So what is the story behind #NoEstimates?
It all started with a small experiment in 2012, a short blog post, and a ~60 character tweed! Woody Zuill had just completed a project. His team used no estimates, yet the project was successful, "..users were happy. Boss was happy. The team was happy. Woody was happy. " The original blogpost where Woody Zuill shared the story is just brilliant. By the way, it is a highly recommended read😉!
It is brilliant because it is truly an original idea that led to discussions, sharing views, and progress in our industry. Woody starts by explaining he is not trying to sell anything:
A Few Paragraphs You Don't Need To Read I don't write books, sell certifications, do training, or provide workshops for a living. I have nothing to sell you. I've occasionally done introductory sessions about Agile stuff for a company or two. I love doing that, but it is not my living or my job.
We can see Woody is an honest and humble man, sharing his knowledge and expertise with the world. Respect @WoodyZuill!
Here is the first #NoEstimates tweet. Woody is sharing a link to the post he wrote the day before. This tweed certainly kicked off a lively discussion on the topic of estimates:

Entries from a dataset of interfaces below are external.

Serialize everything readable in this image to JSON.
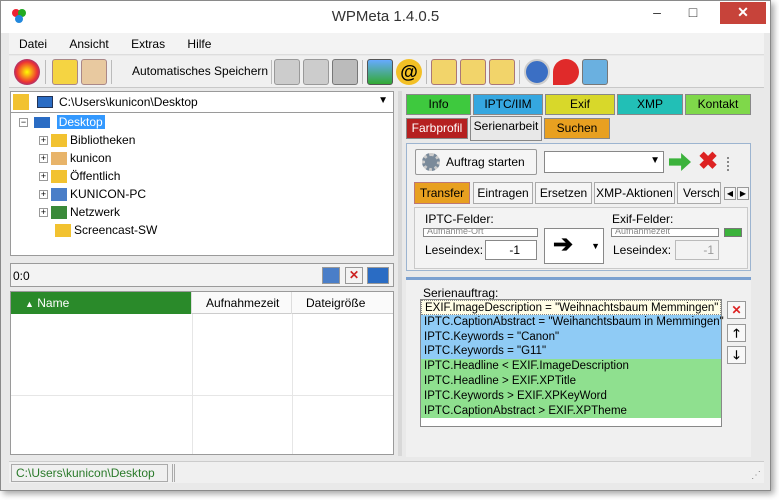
{
  "window": {
    "title": "WPMeta 1.4.0.5",
    "minimize_label": "–",
    "maximize_label": "□",
    "close_label": "✕"
  },
  "menu": {
    "items": [
      "Datei",
      "Ansicht",
      "Extras",
      "Hilfe"
    ]
  },
  "toolbar": {
    "autosave_label": "Automatisches Speichern"
  },
  "path": {
    "value": "C:\\Users\\kunicon\\Desktop"
  },
  "tree": {
    "root": "Desktop",
    "items": [
      "Bibliotheken",
      "kunicon",
      "Öffentlich",
      "KUNICON-PC",
      "Netzwerk",
      "Screencast-SW"
    ]
  },
  "files": {
    "count": "0:0",
    "columns": [
      "Name",
      "Aufnahmezeit",
      "Dateigröße"
    ]
  },
  "status": {
    "path": "C:\\Users\\kunicon\\Desktop"
  },
  "tabs_row1": [
    {
      "label": "Info",
      "color": "#3ec93e"
    },
    {
      "label": "IPTC/IIM",
      "color": "#35a7e0"
    },
    {
      "label": "Exif",
      "color": "#d8d82a"
    },
    {
      "label": "XMP",
      "color": "#22bfb6"
    },
    {
      "label": "Kontakt",
      "color": "#7fd84a"
    }
  ],
  "tabs_row2": [
    {
      "label": "Farbprofil",
      "color": "#b52020"
    },
    {
      "label": "Serienarbeit",
      "color": "#e8e8e8"
    },
    {
      "label": "Suchen",
      "color": "#e8a020"
    }
  ],
  "serie": {
    "start_label": "Auftrag starten",
    "subtabs": [
      "Transfer",
      "Eintragen",
      "Ersetzen",
      "XMP-Aktionen",
      "Versch"
    ],
    "iptc_label": "IPTC-Felder:",
    "iptc_value": "Aufnahme-Ort",
    "exif_label": "Exif-Felder:",
    "exif_value": "Aufnahmezeit",
    "read_index_label": "Leseindex:",
    "read_index_left": "-1",
    "read_index_right": "-1",
    "job_label": "Serienauftrag:",
    "jobs": [
      {
        "text": "EXIF.ImageDescription = \"Weihnachtsbaum Memmingen\"",
        "color": "#fffde6"
      },
      {
        "text": "IPTC.CaptionAbstract = \"Weihanchtsbaum in Memmingen\"",
        "color": "#8fcbf5"
      },
      {
        "text": "IPTC.Keywords = \"Canon\"",
        "color": "#8fcbf5"
      },
      {
        "text": "IPTC.Keywords = \"G11\"",
        "color": "#8fcbf5"
      },
      {
        "text": "IPTC.Headline < EXIF.ImageDescription",
        "color": "#8fe08f"
      },
      {
        "text": "IPTC.Headline > EXIF.XPTitle",
        "color": "#8fe08f"
      },
      {
        "text": "IPTC.Keywords > EXIF.XPKeyWord",
        "color": "#8fe08f"
      },
      {
        "text": "IPTC.CaptionAbstract > EXIF.XPTheme",
        "color": "#8fe08f"
      }
    ]
  }
}
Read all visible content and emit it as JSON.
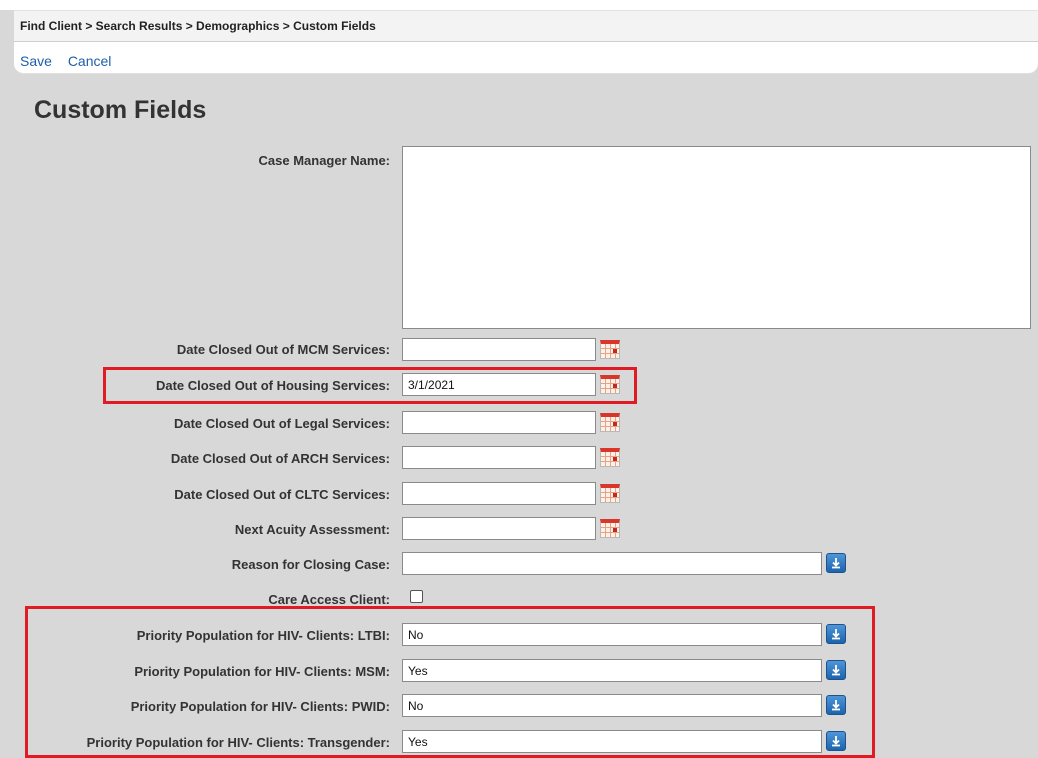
{
  "breadcrumb": "Find Client > Search Results > Demographics > Custom Fields",
  "actions": {
    "save": "Save",
    "cancel": "Cancel"
  },
  "page_title": "Custom Fields",
  "fields": {
    "case_manager_name": {
      "label": "Case Manager Name:",
      "value": ""
    },
    "date_closed_mcm": {
      "label": "Date Closed Out of MCM Services:",
      "value": ""
    },
    "date_closed_housing": {
      "label": "Date Closed Out of Housing Services:",
      "value": "3/1/2021"
    },
    "date_closed_legal": {
      "label": "Date Closed Out of Legal Services:",
      "value": ""
    },
    "date_closed_arch": {
      "label": "Date Closed Out of ARCH Services:",
      "value": ""
    },
    "date_closed_cltc": {
      "label": "Date Closed Out of CLTC Services:",
      "value": ""
    },
    "next_acuity_assessment": {
      "label": "Next Acuity Assessment:",
      "value": ""
    },
    "reason_for_closing": {
      "label": "Reason for Closing Case:",
      "value": ""
    },
    "care_access_client": {
      "label": "Care Access Client:",
      "checked": false
    },
    "priority_ltbi": {
      "label": "Priority Population for HIV- Clients: LTBI:",
      "value": "No"
    },
    "priority_msm": {
      "label": "Priority Population for HIV- Clients: MSM:",
      "value": "Yes"
    },
    "priority_pwid": {
      "label": "Priority Population for HIV- Clients: PWID:",
      "value": "No"
    },
    "priority_transgender": {
      "label": "Priority Population for HIV- Clients: Transgender:",
      "value": "Yes"
    }
  },
  "icons": {
    "calendar": "calendar-icon",
    "dropdown": "dropdown-arrow-icon"
  },
  "colors": {
    "highlight": "#e01b24",
    "link": "#1f5fa8",
    "dropdown_button": "#2a74bf"
  }
}
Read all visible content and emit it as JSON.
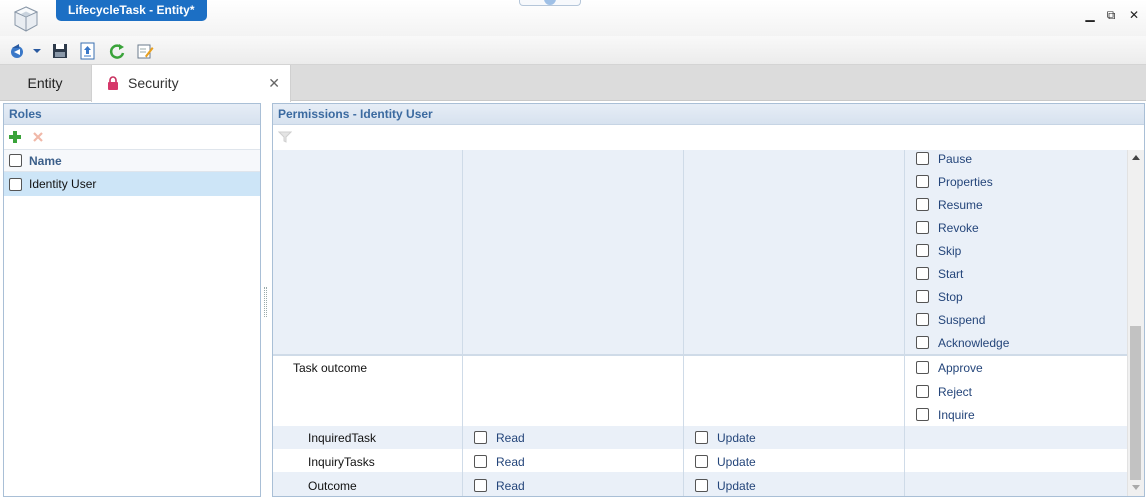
{
  "window": {
    "title": "LifecycleTask - Entity*"
  },
  "window_controls": {
    "minimize": "▁",
    "restore": "⧉",
    "close": "✕"
  },
  "toolbar": {
    "icons": [
      "navigate-icon",
      "dropdown-icon",
      "save-icon",
      "publish-icon",
      "refresh-icon",
      "edit-icon"
    ]
  },
  "tabs": [
    {
      "label": "Entity"
    },
    {
      "label": "Security",
      "close": "✕"
    }
  ],
  "roles_panel": {
    "title": "Roles",
    "column_name": "Name",
    "items": [
      {
        "label": "Identity User",
        "selected": true
      }
    ]
  },
  "permissions_panel": {
    "title": "Permissions - Identity User",
    "task_actions": [
      "Pause",
      "Properties",
      "Resume",
      "Revoke",
      "Skip",
      "Start",
      "Stop",
      "Suspend",
      "Acknowledge"
    ],
    "task_outcome": {
      "label": "Task outcome",
      "actions": [
        "Approve",
        "Reject",
        "Inquire"
      ]
    },
    "rows": [
      {
        "label": "InquiredTask",
        "read": "Read",
        "update": "Update"
      },
      {
        "label": "InquiryTasks",
        "read": "Read",
        "update": "Update"
      },
      {
        "label": "Outcome",
        "read": "Read",
        "update": "Update"
      }
    ]
  }
}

Why did the #NoEstimates discussion take off?
Thinking through this question, the discussion took off because (share your feedback if something is missing):
- Polarizing Idea. The idea of taking on software development without any estimates was and still is, for many, highly controversial. Since we started building software around 1950, estimating has been standard practice. So just hearing No Estimates in the context of software development was and still is a surprising and polarizing idea for many
- #NoEstimates hashtag perfectly captures the idea and grabs attention
- Twitter and participation in the discussion has been critical in spreading the word
- Estimates are tricky. As with any tool, there are ways to use estimates correctly and incorrectly. In particular, estimates are tricky because the team needs to use them correctly. Also, they need to be presented so that they are interpreted correctly. Many have first-hand experiences where estimates were poorly applied. Therefore many are open to new ways of working
- Humans are inspired by polarizing content. We humans are more easily inspired to anger, see quote below, than to other emotions.
Let's cover the last point better and put this into context with what kind of stories we humans are more likely to engage with. Recently, we heard about the Facebook - whistleblower case from CBS - 60 minutes. In this case, Frances Haugen explained how Facebook's algorithms pick out the content we see:
consequences of how Facebook is picking out that content today is it is -- optimizing for content that gets engagement, or reaction. But its own research is showing that content that is hateful, that is divisive, that is polarizing, it's easier to inspire people to anger than it is to other emotions.
So many things were aligned for the idea to get attention, and it certainly caught fire and grabbed attention!
Where does the #NoEstimates discussion stand today?
Today the #NoEstimates discussions have taken a different and darker tone almost nine years later. As many who take part in the debate such as Ron Jeffries, Your Daily Scrum podcast and Peter Kretzman agree on. To quote what Ron is saying about this, there is a lot of "unproductive discussion", "unreasoned-name calling" and "ad-hominem arguments." In my mind, this kind of discussion is simply a waste of time.
One part of what fuels this fire is #NoEstimates proponents who have stepped in with a more aggressive black and white stance on the topic, claiming that estimates are always bad. Even though Woody openly shares that:
These proponents are different from Woody as they sell books and services, helping teams implement #NoEstimates. It is great teams are getting expert help on Agile practices. However, I question the value and purpose of claiming Estimates are always bad and wonder what they are trying to accomplish with that.
But that is material for another blog post. Until then, cheers!
About Smart Guess We help teams educate stakeholders by providing actionable answers to common misconceptions about estimates. So more teams can use estimates to their advantage, and fewer are held accountable for delivering on impossible deadlines.